Rob Spiegel
User Rank
Blogger
Re: Why the filter?
Rob Spiegel   9/17/2012 10:06:48 AM
NO RATINGS
Thanks Jon. So I take it the quality of the data is compromised without the filter. I look forward to seeing the upcoming columns.

alexp
User Rank
Iron
Re: Why the filter
alexp   9/13/2012 10:57:16 AM
NO RATINGS
Hello Rob and All,

IF there are signals with frequency content above the  Nyquist frequency ( half the sample rate ), AND analog anti-aliasing filtering is not used prior to Analog to Digital Conversion, the signals will appear as signals between DC and the Nyquist frequency ...  AND once digitized, the aliased signals cannot be separated nor recognized as being invalid - can be a Major issue.

 From my experience anti-alias filtering is usually a compromise and typically you set the sample rate higher than the desired max needed frequency to allow some  roll-off without significantly compromising the data of interest.

 Modern ADC systems typically sample at their max rate and use  anti-alias filters set  appropriately high... the data is then Digitally low pass filtered and Decimated to create lower effective sample rates with no analog anti-aliasing filter artifacts...

 Alex

mrdon
User Rank
Platinum
Re: Why the filter?
mrdon   9/12/2012 11:01:22 PM
NO RATINGS
Hi Jon,  As always, great technical article. I'll definitely be waiting for the additional articles on Anti-Alias Filters so I can share this information with my Integrated Circuits class at ITT Tech Institute. Keep the tech articles coming!

Jon Titus
User Rank
Blogger
Re: Why the filter?
Jon Titus   9/12/2012 1:55:02 PM
NO RATINGS
Hi, Rob.  You can get some unusual results because signals at higher frequencies alias, or fold, into the bandwidth over which you want to make measurements. The alising arises from the sampling of signals at discrete time intervals.  Upcoming columns get into more details and explain how to use aliasing to "shift" signals to lower "frequencies" on purpose.  Stay tuned. --Jon

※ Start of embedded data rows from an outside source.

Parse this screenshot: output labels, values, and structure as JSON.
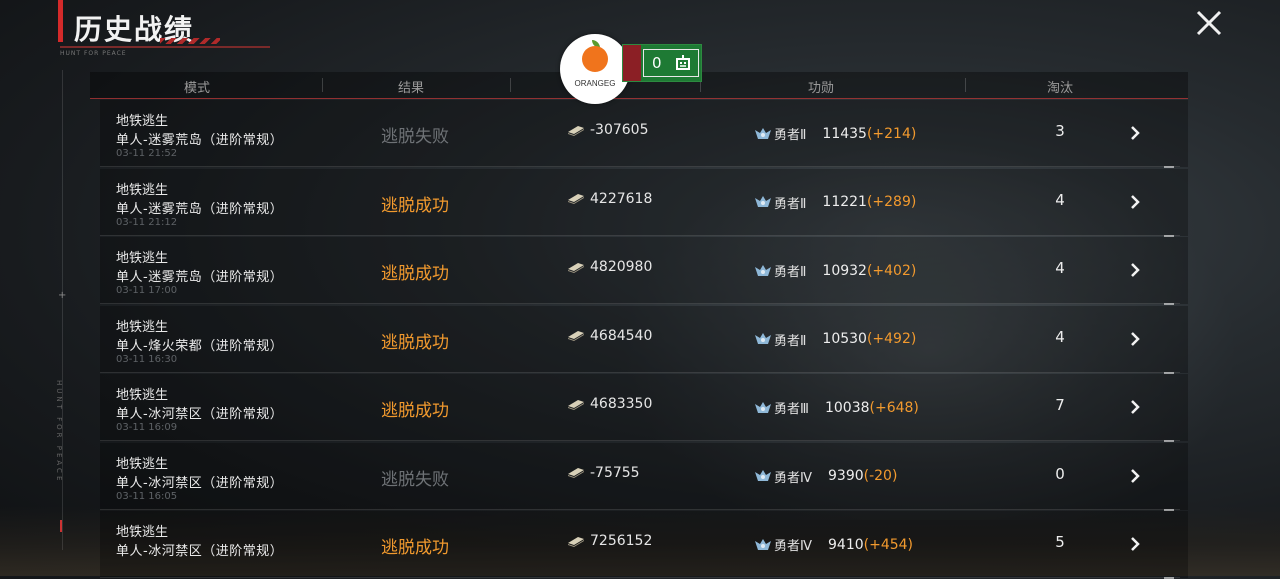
{
  "page": {
    "title": "历史战绩",
    "caption": "HUNT FOR PEACE"
  },
  "side_text": "HUNT FOR PEACE",
  "badge": {
    "brand": "ORANGEG",
    "score": "0"
  },
  "columns": {
    "mode": "模式",
    "result": "结果",
    "merit": "功勋",
    "eliminations": "淘汰"
  },
  "icons": {
    "close": "close-icon",
    "cash": "cash-icon",
    "rank": "rank-badge-icon",
    "row_arrow": "chevron-right-icon",
    "robot": "robot-icon"
  },
  "colors": {
    "success": "#f29a2e",
    "failure": "#6e7276",
    "accent_red": "#d42a2a",
    "delta": "#f29a2e"
  },
  "matches": [
    {
      "mode_line1": "地铁逃生",
      "mode_line2": "单人-迷雾荒岛（进阶常规）",
      "time": "03-11 21:52",
      "result": "逃脱失败",
      "status": "fail",
      "money": "-307605",
      "rank": "勇者Ⅱ",
      "merit": "11435",
      "merit_delta": "(+214)",
      "eliminations": "3"
    },
    {
      "mode_line1": "地铁逃生",
      "mode_line2": "单人-迷雾荒岛（进阶常规）",
      "time": "03-11 21:12",
      "result": "逃脱成功",
      "status": "ok",
      "money": "4227618",
      "rank": "勇者Ⅱ",
      "merit": "11221",
      "merit_delta": "(+289)",
      "eliminations": "4"
    },
    {
      "mode_line1": "地铁逃生",
      "mode_line2": "单人-迷雾荒岛（进阶常规）",
      "time": "03-11 17:00",
      "result": "逃脱成功",
      "status": "ok",
      "money": "4820980",
      "rank": "勇者Ⅱ",
      "merit": "10932",
      "merit_delta": "(+402)",
      "eliminations": "4"
    },
    {
      "mode_line1": "地铁逃生",
      "mode_line2": "单人-烽火荣都（进阶常规）",
      "time": "03-11 16:30",
      "result": "逃脱成功",
      "status": "ok",
      "money": "4684540",
      "rank": "勇者Ⅱ",
      "merit": "10530",
      "merit_delta": "(+492)",
      "eliminations": "4"
    },
    {
      "mode_line1": "地铁逃生",
      "mode_line2": "单人-冰河禁区（进阶常规）",
      "time": "03-11 16:09",
      "result": "逃脱成功",
      "status": "ok",
      "money": "4683350",
      "rank": "勇者Ⅲ",
      "merit": "10038",
      "merit_delta": "(+648)",
      "eliminations": "7"
    },
    {
      "mode_line1": "地铁逃生",
      "mode_line2": "单人-冰河禁区（进阶常规）",
      "time": "03-11 16:05",
      "result": "逃脱失败",
      "status": "fail",
      "money": "-75755",
      "rank": "勇者Ⅳ",
      "merit": "9390",
      "merit_delta": "(-20)",
      "eliminations": "0"
    },
    {
      "mode_line1": "地铁逃生",
      "mode_line2": "单人-冰河禁区（进阶常规）",
      "time": "",
      "result": "逃脱成功",
      "status": "ok",
      "money": "7256152",
      "rank": "勇者Ⅳ",
      "merit": "9410",
      "merit_delta": "(+454)",
      "eliminations": "5"
    }
  ]
}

Rob Spiegel
User Rank
Blogger
Why the filter
Rob Spiegel   9/12/2012 1:33:39 PM
NO RATINGS
Jon, how much of a problem do you run into if you don't use a filter?



Partner Zone
Latest Analysis
Here are some of the top-paying jobs available to engineers as they grow in their careers.
As manufacturers add new technologies to their products, designing for compliance becomes more difficult. Prepare for the certification testing process. Otherwise, you increase the risk of discovering a safety issue after a product leaves the assembly line. That will cause significant time-to-market delays, be much costlier to fix, and damage your brand in the eyes of customers. 
Stratasys will be exhibiting two groundbreaking large-scale additive manufacturing technologies, as well as other new products, next month at the International Manufacturing Technology Show (IMTS) in Chicago.
Ford Motor Co. announced plans last week to join an ever-growing number of automakers who intend to produce fully autonomous vehicles in the next five years.
Two new technologies from Stratasys, created in partnership with Boeing, Ford, and Siemens, will bring accurate, repeatable manufacturing of very large thermoplastic end products, and much bigger composite parts, onto the factory floor for industries including automotive and aerospace.
More:Blogs|News
Quick Poll
The Continuing Education Center offers engineers an entirely new way to get the education they need to formulate next-generation solutions.
SEMESTERS: 1  |  2  |  3  |  4  |  5  |  6 |  7 | 8 | 9 | 10


Focus on Fundamentals consists of 45-minute on-line classes that cover a host of technologies. You learn without leaving the comfort of your desk. All classes are taught by subject-matter experts and all are archived. So if you can't attend live, attend at your convenience.
Learn More   |   Login   |   Archived Classes
Twitter Feed
Design News Twitter Feed
Like Us on Facebook

Technology Marketplace

Copyright © 2016 UBM Canon, A UBM company, All rights reserved. Privacy Policy | Terms of Service